  20. ^ Peter Brandt in collaboration with Thomas Hofmann, Preußen: Zur Sozialgeschichte eines Staates; eine Darstellung in Quellen, edited on behalf of Berliner Festspiele as catalogue to the exhibition on Prussia between 15 May and 15 November 1981, Reinbek bei Hamburg: Rowohlt, 1981, (=Preußen; vol. 3), p. 80. ISBN 3-499-34003-8
  21. ^ Peter Brandt in collaboration with Thomas Hofmann, Preußen: Zur Sozialgeschichte eines Staates; eine Darstellung in Quellen, edited on behalf of Berliner Festspiele as catalogue to the exhibition on Prussia between 15 May and 15 November 1981, Reinbek bei Hamburg: Rowohlt, 1981, (=Preußen; vol. 3), pp. 24 and 35. ISBN 3-499-34003-8
  22. ^ a b Peter Brandt in collaboration with Thomas Hofmann, Preußen: Zur Sozialgeschichte eines Staates; eine Darstellung in Quellen, edited on behalf of Berliner Festspiele as catalogue to the exhibition on Prussia between 15 May and 15 November 1981, Reinbek bei Hamburg: Rowohlt, 1981, (=Preußen; vol. 3), p. 82. ISBN 3-499-34003-8
  23. ^ The 1.9 million farmers, who were personally free, but whose land was subject to soccage, and the 2.5 million liberated serfs, now free peasants, had to redeem the former dues and soccage by a payment in instalments to their former lords organised as of 1811 and mostly fulfilled until 1850, with few cases lasting into the early 20th century. Cf. Peter Brandt in collaboration with Thomas Hofmann, Preußen: Zur Sozialgeschichte eines Staates; eine Darstellung in Quellen, edited on behalf of Berliner Festspiele as catalogue to the exhibition on Prussia between 15 May and 15 November 1981, Reinbek bei Hamburg: Rowohlt, 1981, (=Preußen; vol. 3), p. 103. ISBN 3-499-34003-8

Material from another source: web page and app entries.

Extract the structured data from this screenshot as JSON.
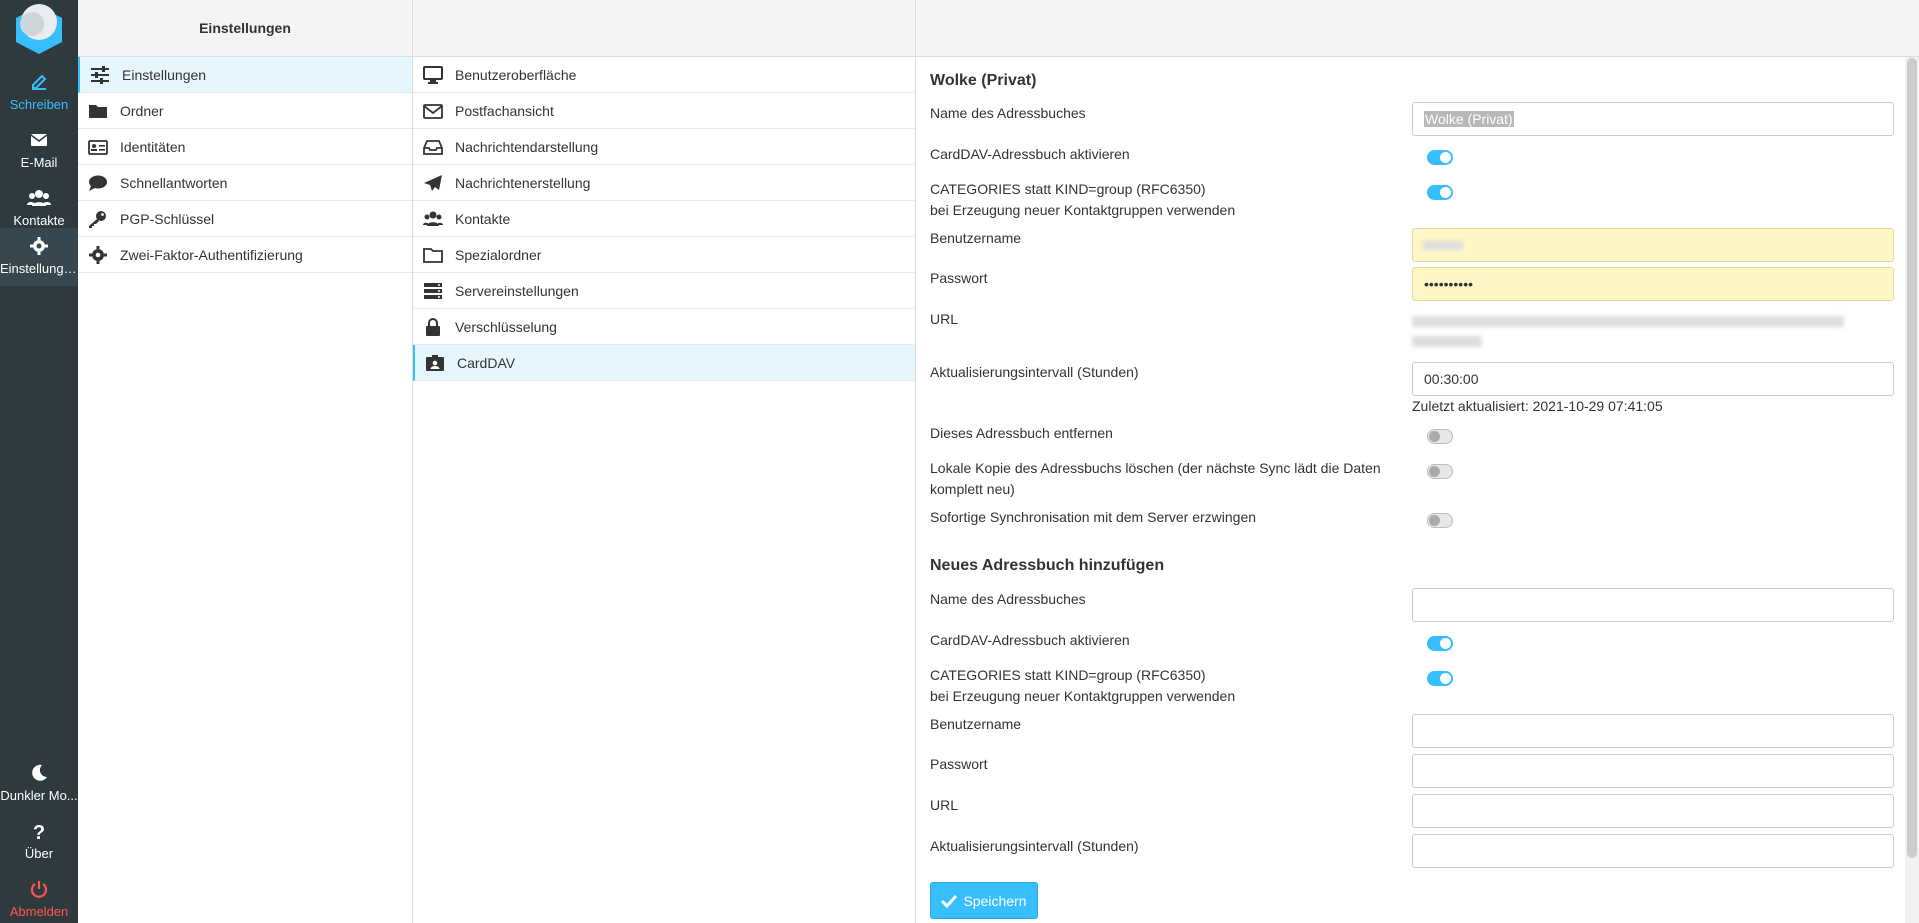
{
  "rail": {
    "compose": "Schreiben",
    "mail": "E-Mail",
    "contacts": "Kontakte",
    "settings": "Einstellungen",
    "darkmode": "Dunkler Mo...",
    "about": "Über",
    "logout": "Abmelden"
  },
  "settings_list": {
    "header": "Einstellungen",
    "items": [
      {
        "label": "Einstellungen",
        "icon": "sliders-icon"
      },
      {
        "label": "Ordner",
        "icon": "folder-icon"
      },
      {
        "label": "Identitäten",
        "icon": "id-card-icon"
      },
      {
        "label": "Schnellantworten",
        "icon": "comment-icon"
      },
      {
        "label": "PGP-Schlüssel",
        "icon": "key-icon"
      },
      {
        "label": "Zwei-Faktor-Authentifizierung",
        "icon": "gear-icon"
      }
    ]
  },
  "sections": {
    "items": [
      {
        "label": "Benutzeroberfläche",
        "icon": "monitor-icon"
      },
      {
        "label": "Postfachansicht",
        "icon": "envelope-icon"
      },
      {
        "label": "Nachrichtendarstellung",
        "icon": "inbox-icon"
      },
      {
        "label": "Nachrichtenerstellung",
        "icon": "paper-plane-icon"
      },
      {
        "label": "Kontakte",
        "icon": "users-icon"
      },
      {
        "label": "Spezialordner",
        "icon": "folder-open-icon"
      },
      {
        "label": "Servereinstellungen",
        "icon": "server-icon"
      },
      {
        "label": "Verschlüsselung",
        "icon": "lock-icon"
      },
      {
        "label": "CardDAV",
        "icon": "address-card-icon"
      }
    ]
  },
  "addressbook": {
    "title": "Wolke (Privat)",
    "name_label": "Name des Adressbuches",
    "name_value": "Wolke (Privat)",
    "activate_label": "CardDAV-Adressbuch aktivieren",
    "activate_on": true,
    "categories_label_1": "CATEGORIES statt KIND=group (RFC6350)",
    "categories_label_2": "bei Erzeugung neuer Kontaktgruppen verwenden",
    "categories_on": true,
    "username_label": "Benutzername",
    "password_label": "Passwort",
    "password_value": "••••••••••",
    "url_label": "URL",
    "interval_label": "Aktualisierungsintervall (Stunden)",
    "interval_value": "00:30:00",
    "last_updated": "Zuletzt aktualisiert: 2021-10-29 07:41:05",
    "remove_label": "Dieses Adressbuch entfernen",
    "clear_label_1": "Lokale Kopie des Adressbuchs löschen (der nächste Sync lädt die Daten",
    "clear_label_2": "komplett neu)",
    "sync_label": "Sofortige Synchronisation mit dem Server erzwingen"
  },
  "new_addressbook": {
    "title": "Neues Adressbuch hinzufügen",
    "name_label": "Name des Adressbuches",
    "activate_label": "CardDAV-Adressbuch aktivieren",
    "categories_label_1": "CATEGORIES statt KIND=group (RFC6350)",
    "categories_label_2": "bei Erzeugung neuer Kontaktgruppen verwenden",
    "username_label": "Benutzername",
    "password_label": "Passwort",
    "url_label": "URL",
    "interval_label": "Aktualisierungsintervall (Stunden)"
  },
  "save_label": "Speichern",
  "colors": {
    "accent": "#37beff",
    "rail_bg": "#2f3a3f",
    "logout": "#ff5552",
    "autofill": "#fff7c6"
  }
}
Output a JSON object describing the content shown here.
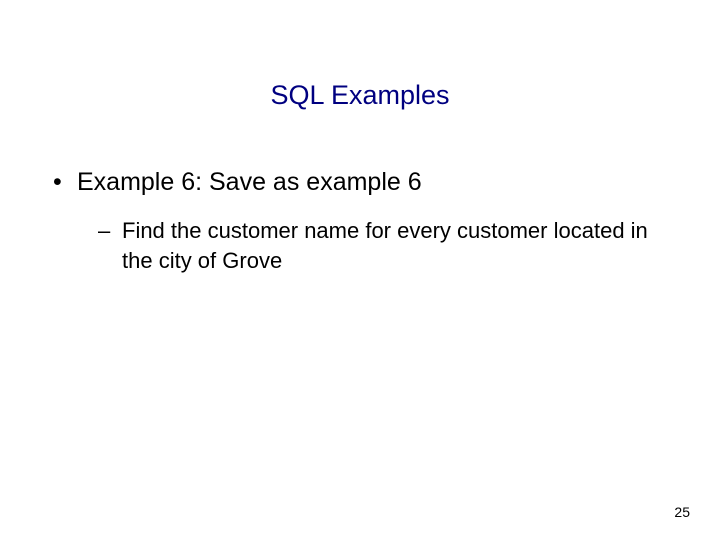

  24. ^ a b Ferdinand Pflug, "Aus den Zeiten der schweren Noth. Nr. 8. Der Landtag zu Königsberg und die Errichtung der Landwehr", in: Die Gartenlaube (1863), Heft 3-4, pp. 44–56, here p. 44.
  25. ^ a b Ferdinand Pflug, "Aus den Zeiten der schweren Noth. Nr. 8. Der Landtag zu Königsberg und die Errichtung der Landwehr", in: Die Gartenlaube (1863), Heft 3–4, pp. 44–56, here p. 55.